Posted December 19, 2019

If we look at how the blood changes during aging and in Alzheimer’s disease, could we learn something about the brain?

New research shows that measuring proteins in the blood may predict both health and lifespan. The research was published in Nature Medicine with support from a grant from Cure Alzheimer’s Fund. Tony Wyss-Coray, PH.D. and a team of scientists have used advances in protein profiling technology to measure thousands of proteins in the plasma at points across the human lifespan in order to determine what profiles are associated with healthy aging and with disease.

Blood has cells that transport oxygen, fight infectious disease, and carry messenger molecules with information across organ systems. The blood contains hormone-like factors that promote growth and survival; the composition of these factors changes during aging and with disease. The hormone-like factors involved in cell injury, repair, and inflammation increase during aging while those involved in the maintenance and development of tissue decrease with age. Blood tests are beginning to be used as a diagnostic and prognostic tool for many diseases including cancer, brain trauma, and heart failure, as well as amyloid plaque levels in the brain.

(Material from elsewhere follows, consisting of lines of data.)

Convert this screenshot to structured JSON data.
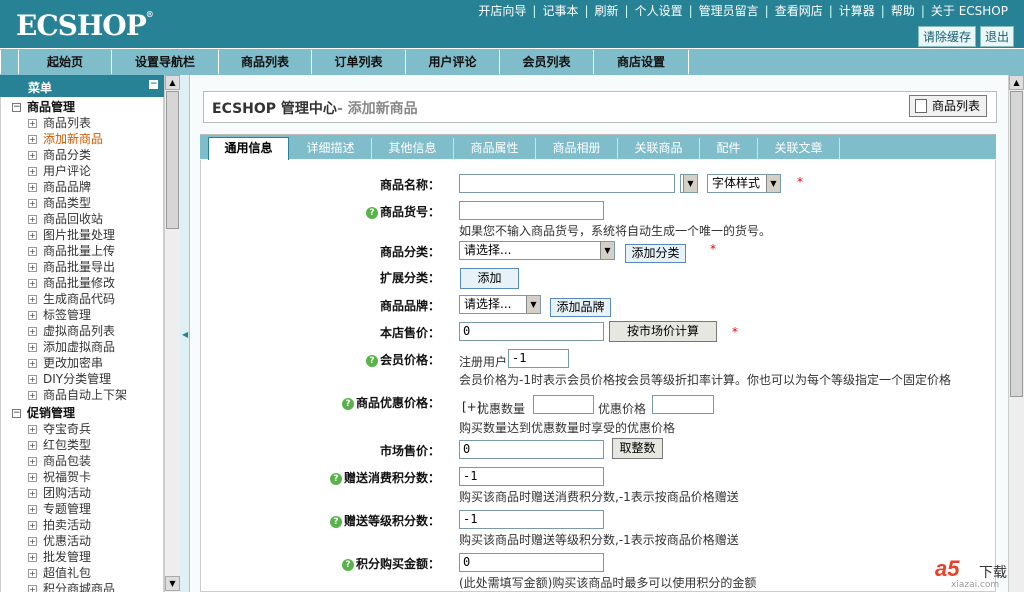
{
  "app": {
    "logo": "ECSHOP"
  },
  "top_links": [
    "开店向导",
    "记事本",
    "刷新",
    "个人设置",
    "管理员留言",
    "查看网店",
    "计算器",
    "帮助",
    "关于 ECSHOP"
  ],
  "top_buttons": {
    "clear_cache": "请除缓存",
    "logout": "退出"
  },
  "nav_tabs": [
    "起始页",
    "设置导航栏",
    "商品列表",
    "订单列表",
    "用户评论",
    "会员列表",
    "商店设置"
  ],
  "menu": {
    "title": "菜单",
    "collapse_glyph": "−",
    "categories": [
      {
        "name": "商品管理",
        "glyph": "⊟",
        "items": [
          "商品列表",
          "添加新商品",
          "商品分类",
          "用户评论",
          "商品品牌",
          "商品类型",
          "商品回收站",
          "图片批量处理",
          "商品批量上传",
          "商品批量导出",
          "商品批量修改",
          "生成商品代码",
          "标签管理",
          "虚拟商品列表",
          "添加虚拟商品",
          "更改加密串",
          "DIY分类管理",
          "商品自动上下架"
        ]
      },
      {
        "name": "促销管理",
        "glyph": "⊟",
        "items": [
          "夺宝奇兵",
          "红包类型",
          "商品包装",
          "祝福贺卡",
          "团购活动",
          "专题管理",
          "拍卖活动",
          "优惠活动",
          "批发管理",
          "超值礼包",
          "积分商城商品"
        ]
      }
    ],
    "active_item": "添加新商品"
  },
  "header": {
    "title": "ECSHOP 管理中心",
    "subtitle": "- 添加新商品",
    "list_button": "商品列表"
  },
  "form_tabs": [
    "通用信息",
    "详细描述",
    "其他信息",
    "商品属性",
    "商品相册",
    "关联商品",
    "配件",
    "关联文章"
  ],
  "form": {
    "goods_name": {
      "label": "商品名称：",
      "value": "",
      "font_style": "字体样式",
      "required": "*"
    },
    "goods_sn": {
      "label": "商品货号：",
      "value": "",
      "note": "如果您不输入商品货号，系统将自动生成一个唯一的货号。"
    },
    "category": {
      "label": "商品分类：",
      "value": "请选择...",
      "button": "添加分类",
      "required": "*"
    },
    "ext_category": {
      "label": "扩展分类：",
      "button": "添加"
    },
    "brand": {
      "label": "商品品牌：",
      "value": "请选择...",
      "button": "添加品牌"
    },
    "shop_price": {
      "label": "本店售价：",
      "value": "0",
      "button": "按市场价计算",
      "required": "*"
    },
    "member_price": {
      "label": "会员价格：",
      "rank": "注册用户",
      "value": "-1",
      "note": "会员价格为-1时表示会员价格按会员等级折扣率计算。你也可以为每个等级指定一个固定价格"
    },
    "volume_price": {
      "label": "商品优惠价格：",
      "toggle": "[+]",
      "qty_label": "优惠数量",
      "price_label": "优惠价格",
      "qty": "",
      "price": "",
      "note": "购买数量达到优惠数量时享受的优惠价格"
    },
    "market_price": {
      "label": "市场售价：",
      "value": "0",
      "button": "取整数"
    },
    "give_integral": {
      "label": "赠送消费积分数：",
      "value": "-1",
      "note": "购买该商品时赠送消费积分数,-1表示按商品价格赠送"
    },
    "rank_integral": {
      "label": "赠送等级积分数：",
      "value": "-1",
      "note": "购买该商品时赠送等级积分数,-1表示按商品价格赠送"
    },
    "integral": {
      "label": "积分购买金额：",
      "value": "0",
      "note": "(此处需填写金额)购买该商品时最多可以使用积分的金额"
    }
  },
  "watermark": {
    "main": "a5",
    "sub": "下载",
    "url": "xiazai.com"
  },
  "colors": {
    "brand": "#278296",
    "nav": "#80bdcb",
    "required": "#e00000",
    "help": "#58b44a",
    "active_menu": "#d05a00"
  }
}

Using a technology called SOMAmer the researcher team measured the levels of nearly 3,000 different plasma proteins from more than 4,000 healthy individuals ages 18 – 95. As a key part of the study, the team identified 373 proteins in the blood that showed consistent changes with age across the lifespan of both mice and humans. Using machine learning techniques, this protein change data was used to train an artificial intelligence tool to predict biological age based on a sample donor’s protein profile.  In validation testing, the tool predicted a biological age that was younger than a person’s chronological age for individuals who were indeed healthier both cognitively and physically than individuals of the same chronological age but for whom the tool predicted a correct or older biological age.  The authors hope that this proteomic clock may someday be used to identify individuals at risk for disease.